Iran harshly reacted to the suggestion. Iranian Supreme Leader Ali Khamenei promised a “hard and violent” reaction by Iran if the Saudis do not do “whatever they must regarding the corpses.”
Mohammad Ali Jafari, then the commander-in-chief of the Islamic Revolutionary Guard Corps, said IRGC is ready for “an immediate and violent reaction” to make Saudis pay a price for the Mina stampede.
An Iranian Foreign Ministry official announced that the Islamic Republic wants to have all the corpses and won’t agree with burying them in Saudi Arabia.
It took two months until Roknabadi’s death was officially announced. On November 25, 2015, Roknabadi’s daughter confirmed her father’s death.
After all, the diplomat’s corpse lacked brain, kidneys, lungs, spleen, heart and some other organs.
Some even argued that the removal of body parts was done to make it difficult for Iranian forensic investigators to find out the reason and exact date of Roknabadi’s death.
While an Iranian foreign ministry official said the diplomat died because of heat and thirst, his family are not happy with the story.

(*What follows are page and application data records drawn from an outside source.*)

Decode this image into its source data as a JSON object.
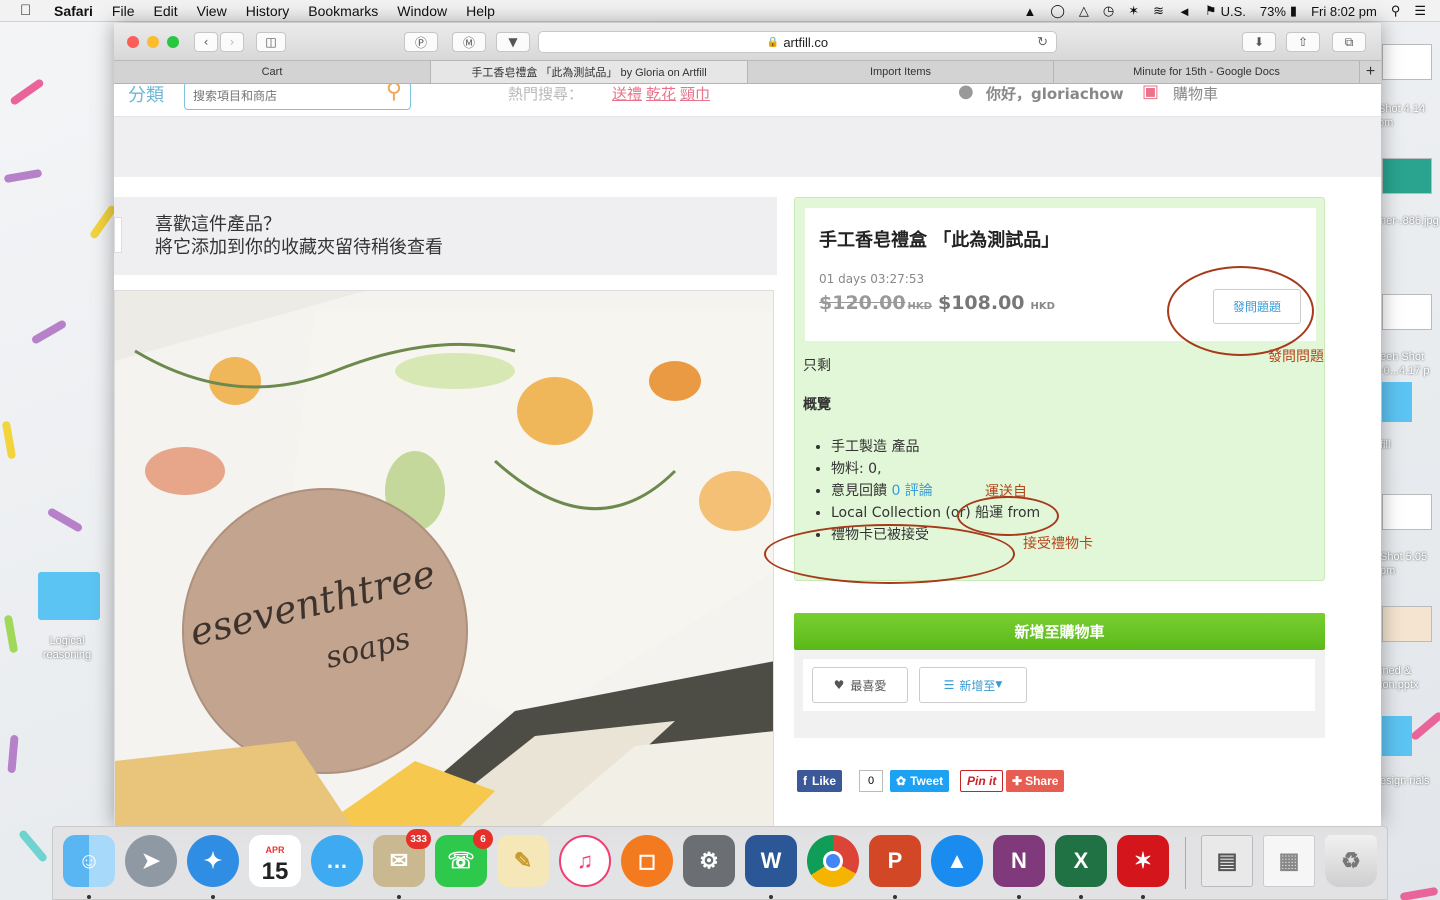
{
  "menubar": {
    "app": "Safari",
    "items": [
      "File",
      "Edit",
      "View",
      "History",
      "Bookmarks",
      "Window",
      "Help"
    ],
    "input_source": "U.S.",
    "battery": "73%",
    "clock": "Fri 8:02 pm"
  },
  "browser": {
    "url": "artfill.co",
    "tabs": [
      "Cart",
      "手工香皂禮盒 「此為測試品」 by Gloria on Artfill",
      "Import Items",
      "Minute for 15th - Google Docs"
    ],
    "new_tab": "+"
  },
  "site": {
    "category": "分類",
    "search_placeholder": "搜索項目和商店",
    "hot_label": "熱門搜尋：",
    "hot_tags": [
      "送禮",
      "乾花",
      "頸巾"
    ],
    "greeting": "你好，gloriachow",
    "cart": "購物車"
  },
  "favorite_prompt": {
    "line1": "喜歡這件產品？",
    "line2": "將它添加到你的收藏夾留待稍後查看"
  },
  "product": {
    "title": "手工香皂禮盒 「此為測試品」",
    "countdown": "01 days 03:27:53",
    "old_price": "$120.00",
    "currency": "HKD",
    "price": "$108.00",
    "ask_button": "發問題題",
    "remaining": "只剩",
    "overview": "概覽"
  },
  "features": {
    "handmade": "手工製造 產品",
    "material": "物料: 0,",
    "feedback_label": "意見回饋",
    "reviews": "0 評論",
    "shipping": "Local Collection (or) 船運 from",
    "giftcard": "禮物卡已被接受"
  },
  "annotations": {
    "ask": "發問問題",
    "ship_from": "運送自",
    "giftcard": "接受禮物卡"
  },
  "actions": {
    "add_to_cart": "新增至購物車",
    "favorite": "最喜愛",
    "add_to": "新增至"
  },
  "social": {
    "like": "Like",
    "like_count": "0",
    "tweet": "Tweet",
    "pin": "Pin it",
    "share": "Share"
  },
  "photo_text": {
    "line1": "eseventhtree",
    "line2": "soaps"
  },
  "desktop_files": [
    "Logical reasoning",
    "Shot 4.14 pm",
    "ner-.886.jpg",
    "een Shot -0...4.17 p",
    "fill",
    "Shot 5.05 pm",
    "ined & ion.pptx",
    "esign rials"
  ],
  "dock": {
    "calendar_month": "APR",
    "calendar_day": "15",
    "mail_badge": "333",
    "facetime_badge": "6",
    "word": "W",
    "powerpoint": "P",
    "onenote": "N",
    "excel": "X"
  }
}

Unsatisfied family, silent officials
In the aforementioned interview with Mehr, Roknabadi’s wife and daughter raised scepticism about his death. They had reasons to believe the death was suspicious. According to them, some people who previously claimed they saw Roknabadi alive with a broken leg, denied their initial testimony after a few days.
According to Roknabadi’s family, a witness who insisted seeing Roknabadi alive, testified that only the diplomat’s leg was hurt with no damage to his upper body, and he could move his hands before being transferred to an ambulance.
“We don’t believe the theory of my father’s death on the first day of Mina stampede. We are sure that our father was martyred later. They (Saudis) just wanted to buy some time to make the work (forensics) impossible [to hide the reason for his death],” Roknabadi’s daughter told Mehr News Agency, “my father was the only person whose body organs were removed.”
Ghazanfar Roknabadi’s brother, Morteza, claimed, “most probably he was kidnapped and received some injections to make him confess. That’s why they removed his body organs.”
Still A mystery
On January 3, 2016, Saudi Arabia’s foreign ministry announced that it would cut diplomatic ties with Iran due to a mob attack on its embassy in Tehran, which police allowed to happen. This put an end to the family’s hope for following up the case with Saudi authorities. The family also claims there is no political will in Iran to pursue the case.
However, there are still many unanswered questions. Why Roknabadi went to Saudi Arabia two weeks before hajj? Why there are a a dozen high ranking IRGC commanders and Iranian officials among the victims? What was the reason behind Saudi Arabia’s initial denial of Roknabadi’s presence in the country while he was a well-known figure to them? Why they removed his organs? Why Iranians prefer to be silent despite their first aggressive reactions?
These days, with the rise of tensions with Saudi and Iranian regimes, and at the midst of UN General Assembly’s hot debates, Roknabadi’s fate is the latest thing two countries might want to bring it up. However, the mystery is still unsolved.
- Kambiz GhafouriKambiz Ghafouri is a journalist at Radio Farda. His focuses Politics, Society and International Relations.